I have been part of the hype train of Cyberpunk 2077 since its announcement in 2012. In 2019, there was a writing contest online where the topic was about why Cyberpunk 2077 is going to change the world of gaming forever. The winner will get a pre-order copy of the game. Shamelessly, I wrote down everything that I could think of when it comes to a new kind of open-world action RPG based on what CD Projekt Red has told us leading up to its delayed release to December 10, 2020.
A few months have passed since the writing contest, and I got an email saying I won it. I thought it was a scam at first until I found a pre-ordered copy of Cyberpunk 2077 waiting in my Steam library. I was so happy, and I could hardly wait until its release in 2020.
Unfortunately, I cannot vouch for what I wrote down in that writing contest.
First Impression on Cyberpunk 2077
So there I was on December 10, 2020, very excited to open Cyberpunk 2077. My PC runs on an MSI GTX 1660 Ti, Intel i7-7700, 16 GB of RAM, and 2 TB of SSD. Overall, the game was running smoothly at high settings under 1080p resolutions. However, there were some occasional frame dips here and there, but I was fine with that since I know there will be upcoming patches to its optimization. What I WAS NOT okay with is the unbelievable amount of bugs. And they’re not just any bugs, they’re game-breaking bugs.
Look, I’m all for bugs really, and I can tolerate those since they can make the game funny and even better at times. I even did love Skyrim when it first came out because of its messy bugs, but I wasn’t hyped about the game. But if you’ve waited eight years with the claim of the developer saying they’ll release it “when it’s ready” and you trust those words, it’s a different topic.
Over-Promised Yet Delivered on Most Areas
While I may not have praised this game as a sort of second coming of Jesus Christ, I did expect CDPR to live up to their promises. These include diversified weapons, gameplay similar to Deus Ex: Human Revolution and Mankind divided, and the world of Night City as a living breathing universe. Add to that are entering multiple buildings, interacting with all the stores and vendors, people noticing your fashion (even if you go butt naked).
Sadly, none of these ever came to blossom.
And then there’s the combat and driving. Both are stiff; that’s all I can say. And what’s up with the melee mechanics, though? Enemies are bullet sponges; you can’t even know what level they are, so you’re practically messed up if you think you can raid a territory only to die in just two hits. Other than that, weapons are loot-em-ups with different tiers and the ammo count is oddly scarce. As for the driving, well, let’s just say it’s so floaty, especially if you are used to GTA 4 and 5’s driving system.
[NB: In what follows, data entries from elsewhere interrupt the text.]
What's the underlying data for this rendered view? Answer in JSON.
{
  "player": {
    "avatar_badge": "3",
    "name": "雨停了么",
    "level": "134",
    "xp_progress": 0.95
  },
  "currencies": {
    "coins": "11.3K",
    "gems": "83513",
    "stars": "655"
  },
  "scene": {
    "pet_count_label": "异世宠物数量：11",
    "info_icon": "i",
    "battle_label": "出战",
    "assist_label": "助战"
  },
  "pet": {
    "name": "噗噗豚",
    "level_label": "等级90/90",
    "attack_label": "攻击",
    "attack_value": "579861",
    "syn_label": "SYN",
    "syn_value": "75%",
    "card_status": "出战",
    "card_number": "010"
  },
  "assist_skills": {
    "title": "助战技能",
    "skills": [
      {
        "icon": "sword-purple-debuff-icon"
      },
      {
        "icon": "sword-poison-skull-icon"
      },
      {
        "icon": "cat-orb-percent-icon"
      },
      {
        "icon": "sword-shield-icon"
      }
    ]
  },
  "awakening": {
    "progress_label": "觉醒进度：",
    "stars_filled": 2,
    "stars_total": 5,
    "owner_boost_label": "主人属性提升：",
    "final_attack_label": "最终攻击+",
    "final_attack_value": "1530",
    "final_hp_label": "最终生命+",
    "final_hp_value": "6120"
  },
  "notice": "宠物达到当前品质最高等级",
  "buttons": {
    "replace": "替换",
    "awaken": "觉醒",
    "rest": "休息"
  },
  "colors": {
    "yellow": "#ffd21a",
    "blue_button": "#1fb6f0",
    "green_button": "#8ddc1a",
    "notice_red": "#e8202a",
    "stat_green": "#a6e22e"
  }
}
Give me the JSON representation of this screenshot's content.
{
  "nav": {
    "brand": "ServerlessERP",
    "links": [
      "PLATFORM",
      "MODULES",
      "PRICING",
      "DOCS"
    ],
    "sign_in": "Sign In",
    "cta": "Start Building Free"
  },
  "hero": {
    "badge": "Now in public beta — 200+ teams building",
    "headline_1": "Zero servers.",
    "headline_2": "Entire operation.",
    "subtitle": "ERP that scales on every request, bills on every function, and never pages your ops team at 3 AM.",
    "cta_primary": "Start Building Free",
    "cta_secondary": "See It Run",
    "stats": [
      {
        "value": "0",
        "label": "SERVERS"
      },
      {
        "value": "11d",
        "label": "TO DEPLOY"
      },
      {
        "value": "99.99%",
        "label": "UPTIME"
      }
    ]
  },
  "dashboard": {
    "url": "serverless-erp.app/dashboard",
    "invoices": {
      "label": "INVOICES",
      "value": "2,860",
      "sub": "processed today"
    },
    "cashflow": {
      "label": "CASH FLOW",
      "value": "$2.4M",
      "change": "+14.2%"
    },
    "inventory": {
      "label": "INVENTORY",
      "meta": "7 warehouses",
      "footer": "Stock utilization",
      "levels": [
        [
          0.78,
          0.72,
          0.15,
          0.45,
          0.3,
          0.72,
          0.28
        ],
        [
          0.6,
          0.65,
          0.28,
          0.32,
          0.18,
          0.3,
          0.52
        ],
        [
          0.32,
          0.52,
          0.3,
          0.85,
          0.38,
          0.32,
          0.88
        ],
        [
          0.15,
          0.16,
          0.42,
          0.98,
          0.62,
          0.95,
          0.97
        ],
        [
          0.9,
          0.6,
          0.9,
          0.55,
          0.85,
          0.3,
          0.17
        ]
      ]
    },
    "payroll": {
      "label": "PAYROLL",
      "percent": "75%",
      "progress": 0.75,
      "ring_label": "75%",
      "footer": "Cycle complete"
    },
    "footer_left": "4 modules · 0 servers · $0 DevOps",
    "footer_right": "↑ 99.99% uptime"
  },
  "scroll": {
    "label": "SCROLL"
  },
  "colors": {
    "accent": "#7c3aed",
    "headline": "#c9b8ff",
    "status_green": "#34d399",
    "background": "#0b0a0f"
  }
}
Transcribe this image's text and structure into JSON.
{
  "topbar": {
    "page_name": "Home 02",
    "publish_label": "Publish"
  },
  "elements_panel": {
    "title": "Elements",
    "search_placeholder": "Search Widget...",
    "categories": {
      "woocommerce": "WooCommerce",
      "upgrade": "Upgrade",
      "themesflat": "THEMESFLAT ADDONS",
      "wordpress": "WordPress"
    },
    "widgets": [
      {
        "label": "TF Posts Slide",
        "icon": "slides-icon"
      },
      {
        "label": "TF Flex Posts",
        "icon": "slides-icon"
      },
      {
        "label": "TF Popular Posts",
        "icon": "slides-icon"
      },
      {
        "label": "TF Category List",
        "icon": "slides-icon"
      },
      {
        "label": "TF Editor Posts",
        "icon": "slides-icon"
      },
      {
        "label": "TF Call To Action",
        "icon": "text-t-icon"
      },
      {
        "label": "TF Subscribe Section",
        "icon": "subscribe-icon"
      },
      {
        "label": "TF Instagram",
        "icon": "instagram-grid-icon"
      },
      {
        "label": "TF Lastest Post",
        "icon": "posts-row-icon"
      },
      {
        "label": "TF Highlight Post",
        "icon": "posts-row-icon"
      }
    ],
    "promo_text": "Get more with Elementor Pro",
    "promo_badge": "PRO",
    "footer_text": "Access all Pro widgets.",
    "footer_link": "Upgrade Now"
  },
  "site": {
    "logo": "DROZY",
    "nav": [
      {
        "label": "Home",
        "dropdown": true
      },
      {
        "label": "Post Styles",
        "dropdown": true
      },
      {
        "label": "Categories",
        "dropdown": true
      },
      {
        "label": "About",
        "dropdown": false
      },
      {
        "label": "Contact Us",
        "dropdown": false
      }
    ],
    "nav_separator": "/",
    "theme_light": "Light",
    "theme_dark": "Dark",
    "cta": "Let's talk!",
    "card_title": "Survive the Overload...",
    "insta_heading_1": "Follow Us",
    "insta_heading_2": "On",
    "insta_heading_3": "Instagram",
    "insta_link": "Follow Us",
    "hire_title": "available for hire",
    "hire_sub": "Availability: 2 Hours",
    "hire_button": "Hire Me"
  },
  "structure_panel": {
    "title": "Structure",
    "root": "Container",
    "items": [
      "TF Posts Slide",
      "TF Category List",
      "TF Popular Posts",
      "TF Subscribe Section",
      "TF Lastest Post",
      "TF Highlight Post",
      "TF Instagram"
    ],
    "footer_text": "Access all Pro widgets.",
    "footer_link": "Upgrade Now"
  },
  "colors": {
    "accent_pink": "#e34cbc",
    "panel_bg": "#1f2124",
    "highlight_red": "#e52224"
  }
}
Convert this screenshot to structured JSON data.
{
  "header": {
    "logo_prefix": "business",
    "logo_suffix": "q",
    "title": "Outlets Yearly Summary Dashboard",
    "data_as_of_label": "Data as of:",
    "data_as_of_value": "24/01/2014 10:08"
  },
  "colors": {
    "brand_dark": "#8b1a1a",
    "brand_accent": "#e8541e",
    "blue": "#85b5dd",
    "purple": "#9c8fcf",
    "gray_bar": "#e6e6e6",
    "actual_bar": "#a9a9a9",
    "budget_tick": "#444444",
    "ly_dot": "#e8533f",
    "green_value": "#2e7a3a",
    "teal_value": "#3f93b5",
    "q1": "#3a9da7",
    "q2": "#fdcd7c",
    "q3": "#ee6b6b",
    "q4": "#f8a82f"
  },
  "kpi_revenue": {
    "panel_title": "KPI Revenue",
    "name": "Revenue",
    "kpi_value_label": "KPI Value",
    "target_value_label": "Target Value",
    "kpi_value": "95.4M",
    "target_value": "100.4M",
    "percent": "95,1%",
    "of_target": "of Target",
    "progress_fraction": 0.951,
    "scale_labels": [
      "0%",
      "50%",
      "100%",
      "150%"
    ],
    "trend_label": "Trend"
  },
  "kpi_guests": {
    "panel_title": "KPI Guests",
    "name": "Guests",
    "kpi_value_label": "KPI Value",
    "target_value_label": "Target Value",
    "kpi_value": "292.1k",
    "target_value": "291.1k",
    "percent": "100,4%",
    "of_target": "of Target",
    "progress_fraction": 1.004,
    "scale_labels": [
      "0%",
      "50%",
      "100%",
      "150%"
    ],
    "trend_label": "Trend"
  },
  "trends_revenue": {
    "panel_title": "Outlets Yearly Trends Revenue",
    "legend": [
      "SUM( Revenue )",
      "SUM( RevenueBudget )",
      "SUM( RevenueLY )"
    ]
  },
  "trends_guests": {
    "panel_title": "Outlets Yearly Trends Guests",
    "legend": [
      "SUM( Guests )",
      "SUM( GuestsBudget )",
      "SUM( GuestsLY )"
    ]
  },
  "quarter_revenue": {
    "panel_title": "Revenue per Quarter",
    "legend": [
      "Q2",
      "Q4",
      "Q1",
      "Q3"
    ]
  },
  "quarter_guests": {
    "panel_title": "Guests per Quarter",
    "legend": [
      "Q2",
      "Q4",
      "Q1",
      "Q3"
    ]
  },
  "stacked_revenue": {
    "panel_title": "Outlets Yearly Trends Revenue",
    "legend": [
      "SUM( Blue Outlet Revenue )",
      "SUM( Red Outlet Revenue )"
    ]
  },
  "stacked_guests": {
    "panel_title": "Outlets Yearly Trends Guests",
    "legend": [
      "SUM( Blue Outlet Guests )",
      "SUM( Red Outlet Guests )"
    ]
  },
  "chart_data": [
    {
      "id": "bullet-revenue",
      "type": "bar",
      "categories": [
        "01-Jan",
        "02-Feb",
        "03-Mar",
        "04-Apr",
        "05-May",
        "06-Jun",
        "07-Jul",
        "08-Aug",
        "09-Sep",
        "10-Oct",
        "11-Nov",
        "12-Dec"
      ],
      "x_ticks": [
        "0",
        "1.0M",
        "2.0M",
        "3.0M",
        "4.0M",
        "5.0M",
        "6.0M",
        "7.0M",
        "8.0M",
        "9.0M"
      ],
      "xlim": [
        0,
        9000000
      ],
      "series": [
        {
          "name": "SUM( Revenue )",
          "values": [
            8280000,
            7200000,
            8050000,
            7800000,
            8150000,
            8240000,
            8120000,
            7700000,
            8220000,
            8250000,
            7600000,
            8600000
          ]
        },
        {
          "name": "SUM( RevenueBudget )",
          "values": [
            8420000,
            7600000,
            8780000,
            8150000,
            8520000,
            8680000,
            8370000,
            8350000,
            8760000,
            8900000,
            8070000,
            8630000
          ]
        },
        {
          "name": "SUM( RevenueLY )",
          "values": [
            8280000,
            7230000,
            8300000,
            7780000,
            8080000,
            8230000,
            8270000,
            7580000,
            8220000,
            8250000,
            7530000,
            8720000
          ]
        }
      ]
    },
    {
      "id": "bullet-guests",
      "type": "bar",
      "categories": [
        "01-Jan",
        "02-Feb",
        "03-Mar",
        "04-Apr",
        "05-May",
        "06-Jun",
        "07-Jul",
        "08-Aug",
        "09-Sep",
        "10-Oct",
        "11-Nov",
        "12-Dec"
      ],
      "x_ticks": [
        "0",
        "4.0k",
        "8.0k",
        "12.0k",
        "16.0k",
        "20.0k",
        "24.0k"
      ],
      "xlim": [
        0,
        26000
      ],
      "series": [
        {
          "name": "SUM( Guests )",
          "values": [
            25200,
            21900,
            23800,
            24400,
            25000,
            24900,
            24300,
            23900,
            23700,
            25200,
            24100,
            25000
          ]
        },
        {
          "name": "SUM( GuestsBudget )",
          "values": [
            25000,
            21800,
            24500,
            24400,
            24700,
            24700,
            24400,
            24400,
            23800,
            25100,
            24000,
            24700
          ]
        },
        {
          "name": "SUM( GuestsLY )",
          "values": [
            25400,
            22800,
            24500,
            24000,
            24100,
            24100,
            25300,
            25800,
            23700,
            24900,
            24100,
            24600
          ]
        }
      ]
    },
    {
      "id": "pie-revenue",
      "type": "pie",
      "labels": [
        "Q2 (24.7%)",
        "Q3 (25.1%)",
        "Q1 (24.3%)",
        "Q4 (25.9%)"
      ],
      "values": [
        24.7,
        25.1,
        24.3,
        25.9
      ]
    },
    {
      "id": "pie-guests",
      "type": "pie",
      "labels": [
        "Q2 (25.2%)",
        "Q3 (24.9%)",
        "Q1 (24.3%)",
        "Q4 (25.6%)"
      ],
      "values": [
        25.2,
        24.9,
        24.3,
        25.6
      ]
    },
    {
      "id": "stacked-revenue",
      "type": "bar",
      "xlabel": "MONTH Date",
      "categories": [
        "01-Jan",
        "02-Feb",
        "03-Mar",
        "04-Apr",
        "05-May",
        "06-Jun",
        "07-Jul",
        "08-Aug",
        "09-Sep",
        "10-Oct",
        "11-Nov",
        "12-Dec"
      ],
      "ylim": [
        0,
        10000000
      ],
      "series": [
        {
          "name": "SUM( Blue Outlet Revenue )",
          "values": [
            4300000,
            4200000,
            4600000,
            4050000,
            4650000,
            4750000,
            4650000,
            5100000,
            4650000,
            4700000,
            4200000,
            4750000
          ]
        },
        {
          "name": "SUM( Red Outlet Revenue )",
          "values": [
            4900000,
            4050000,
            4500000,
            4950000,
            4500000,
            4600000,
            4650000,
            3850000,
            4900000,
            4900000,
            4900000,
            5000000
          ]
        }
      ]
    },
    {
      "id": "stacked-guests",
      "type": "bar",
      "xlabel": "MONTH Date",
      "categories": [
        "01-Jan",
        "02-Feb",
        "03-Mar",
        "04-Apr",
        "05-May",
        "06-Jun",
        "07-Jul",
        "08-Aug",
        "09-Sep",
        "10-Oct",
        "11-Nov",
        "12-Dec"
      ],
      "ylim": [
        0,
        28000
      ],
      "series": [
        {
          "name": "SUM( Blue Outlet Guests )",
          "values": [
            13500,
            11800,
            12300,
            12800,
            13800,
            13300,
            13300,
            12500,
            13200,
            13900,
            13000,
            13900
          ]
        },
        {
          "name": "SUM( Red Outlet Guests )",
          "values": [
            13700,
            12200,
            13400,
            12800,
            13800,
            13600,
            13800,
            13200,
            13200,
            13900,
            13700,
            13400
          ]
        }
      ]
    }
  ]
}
However, what they did nail very hard is the story. The voice acting is amazing, the narration makes sense, the pacing is consistent, and the sarcasm of Johnny Silverhand. While I did expect the game to have more choices and your decisions ultimately changing the balance of the city, it was quite linear. I wasn’t able to shoot certain NPCs and get away with them just because I wanted to like in Deus Ex, and the first act all ended in the same way. Moreover, most of the dialogues (emphasis on MOST) in the game do not affect the story at all.
Yet, in the end, I did have a good time with the game mainly because of the story and the beauty. However, the NPCs, the textures, the optimization, just about everything else besides the stories and side missions really need some big improvements. Right now, the game is dying. But if I were to predict its state six months to two years from now, I would say it would have been what it should have back on December 10, 2020.